Prisons are grouped into 5 distinct security levels in order to confine inmates. Each level may contain varying degrees of external patrols, security barriers, towers, or detection devices. The level of security is also based on such factors as the type of housing within the institution, internal security features, and staff/inmate ratio.
Minimum Security Facilities – Minimum security Federal Prison Camps have dormitory housing, a fairly low staff-to-inmate ratio, and little to no perimeter fencing.
Low Security Facilities – Low security Federal Correctional Institutions have multi-fenced perimeters, mostly dormitory or cubicle housing, and strong work and/or program parts, with the staff/inmate ratio being higher than in minimum security facilities.
Medium Security Facilities – Medium security Federal Correctional Institutions (and also United States Penitentiaries for medium security inmates) have strengthened perimeters (multi-fence with electronic recognition systems), greater internal controls, mostly cell housing, and an even higher staff/inmate ratio than low security Federal Correctional Institutions.
High Security Facilities – High security United States Penitentiaries (USPs), contain highly secured perimeters with walls and/or reinforced fences, close monitoring of inmate movement, multiple/single inmate cell housing, and the highest staff/inmate ratio.
Administrative Facilities- Administrative institutions have special missions such as the detention of pretrial offenders, inmates with serious or chronic medical problems, and inmates that are extremely dangerous, violent, or even escape-prone. Administrative facilities are capable of holding inmates in any if the security categories.

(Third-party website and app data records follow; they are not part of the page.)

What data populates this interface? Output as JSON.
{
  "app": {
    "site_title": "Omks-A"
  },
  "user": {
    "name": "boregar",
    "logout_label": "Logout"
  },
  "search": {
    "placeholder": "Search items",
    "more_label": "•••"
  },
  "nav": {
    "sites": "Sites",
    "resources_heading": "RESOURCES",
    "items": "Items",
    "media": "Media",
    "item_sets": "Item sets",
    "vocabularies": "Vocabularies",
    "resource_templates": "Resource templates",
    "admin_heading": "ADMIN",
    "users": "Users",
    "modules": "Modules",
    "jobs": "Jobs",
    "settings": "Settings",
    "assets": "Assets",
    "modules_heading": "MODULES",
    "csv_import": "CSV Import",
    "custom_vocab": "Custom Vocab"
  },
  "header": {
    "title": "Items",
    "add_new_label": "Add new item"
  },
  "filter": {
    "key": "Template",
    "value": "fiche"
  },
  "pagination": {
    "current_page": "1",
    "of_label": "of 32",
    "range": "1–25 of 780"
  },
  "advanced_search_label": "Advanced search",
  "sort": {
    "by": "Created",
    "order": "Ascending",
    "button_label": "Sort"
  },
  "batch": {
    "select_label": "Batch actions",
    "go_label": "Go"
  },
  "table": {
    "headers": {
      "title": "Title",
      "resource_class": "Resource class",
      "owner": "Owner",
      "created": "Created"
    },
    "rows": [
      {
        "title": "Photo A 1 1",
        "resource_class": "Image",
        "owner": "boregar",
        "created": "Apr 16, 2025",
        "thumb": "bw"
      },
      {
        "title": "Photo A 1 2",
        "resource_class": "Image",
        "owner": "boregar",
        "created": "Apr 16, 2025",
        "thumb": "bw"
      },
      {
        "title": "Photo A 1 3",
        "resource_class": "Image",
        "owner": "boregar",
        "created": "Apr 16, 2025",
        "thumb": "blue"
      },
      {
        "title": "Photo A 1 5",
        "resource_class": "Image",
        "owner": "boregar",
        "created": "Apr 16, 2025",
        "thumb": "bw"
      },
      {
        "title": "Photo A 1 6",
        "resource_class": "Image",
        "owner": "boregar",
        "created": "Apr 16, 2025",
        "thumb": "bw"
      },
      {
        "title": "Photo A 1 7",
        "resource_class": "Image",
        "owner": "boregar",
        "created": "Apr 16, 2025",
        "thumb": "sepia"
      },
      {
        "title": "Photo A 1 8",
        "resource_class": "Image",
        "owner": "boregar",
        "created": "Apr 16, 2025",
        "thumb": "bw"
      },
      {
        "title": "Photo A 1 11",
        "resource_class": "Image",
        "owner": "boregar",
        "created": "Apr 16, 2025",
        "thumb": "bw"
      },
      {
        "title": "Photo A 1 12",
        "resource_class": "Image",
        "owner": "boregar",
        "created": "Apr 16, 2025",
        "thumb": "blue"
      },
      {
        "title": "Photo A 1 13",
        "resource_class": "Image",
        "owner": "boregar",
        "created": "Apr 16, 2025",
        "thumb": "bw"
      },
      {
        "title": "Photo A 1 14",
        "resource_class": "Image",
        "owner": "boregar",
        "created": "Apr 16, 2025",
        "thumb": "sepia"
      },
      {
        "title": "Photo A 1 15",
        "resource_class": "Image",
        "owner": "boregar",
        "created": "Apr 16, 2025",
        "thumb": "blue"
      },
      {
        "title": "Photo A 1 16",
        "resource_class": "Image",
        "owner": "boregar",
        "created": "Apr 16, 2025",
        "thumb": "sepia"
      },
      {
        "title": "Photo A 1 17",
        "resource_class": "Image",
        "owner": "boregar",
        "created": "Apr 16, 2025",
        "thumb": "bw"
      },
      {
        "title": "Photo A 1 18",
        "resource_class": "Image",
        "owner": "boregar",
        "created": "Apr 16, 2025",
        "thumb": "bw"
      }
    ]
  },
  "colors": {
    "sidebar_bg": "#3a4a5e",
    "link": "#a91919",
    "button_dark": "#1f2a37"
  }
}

Additional Facilities – Satellite Camps and Satellite Low Security Facilities also exist. They are usually minimum security camps that are affiliated with the core facility.